Provided records —
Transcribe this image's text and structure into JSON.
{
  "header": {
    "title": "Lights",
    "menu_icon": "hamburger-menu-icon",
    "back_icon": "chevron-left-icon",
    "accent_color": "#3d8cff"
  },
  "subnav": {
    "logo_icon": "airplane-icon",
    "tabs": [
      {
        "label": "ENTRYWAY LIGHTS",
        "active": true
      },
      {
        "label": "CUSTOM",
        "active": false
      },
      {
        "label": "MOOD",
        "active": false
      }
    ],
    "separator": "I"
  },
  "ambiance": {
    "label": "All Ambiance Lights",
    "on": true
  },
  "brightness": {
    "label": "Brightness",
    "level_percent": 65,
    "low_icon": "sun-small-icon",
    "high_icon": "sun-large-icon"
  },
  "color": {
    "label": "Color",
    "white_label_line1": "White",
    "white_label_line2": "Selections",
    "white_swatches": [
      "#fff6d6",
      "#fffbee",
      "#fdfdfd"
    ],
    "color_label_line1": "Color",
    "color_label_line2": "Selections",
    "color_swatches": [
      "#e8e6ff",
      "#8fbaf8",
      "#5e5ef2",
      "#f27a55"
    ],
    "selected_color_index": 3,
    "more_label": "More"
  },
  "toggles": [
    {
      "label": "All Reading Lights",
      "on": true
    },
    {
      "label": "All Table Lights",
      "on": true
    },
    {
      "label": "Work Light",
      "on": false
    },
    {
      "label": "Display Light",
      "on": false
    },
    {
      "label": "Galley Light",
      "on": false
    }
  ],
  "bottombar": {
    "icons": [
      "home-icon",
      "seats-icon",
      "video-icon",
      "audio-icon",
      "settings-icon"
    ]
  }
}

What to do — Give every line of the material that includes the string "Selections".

Response to the exercise —
    "white_label_line2": "Selections",
    "color_label_line2": "Selections",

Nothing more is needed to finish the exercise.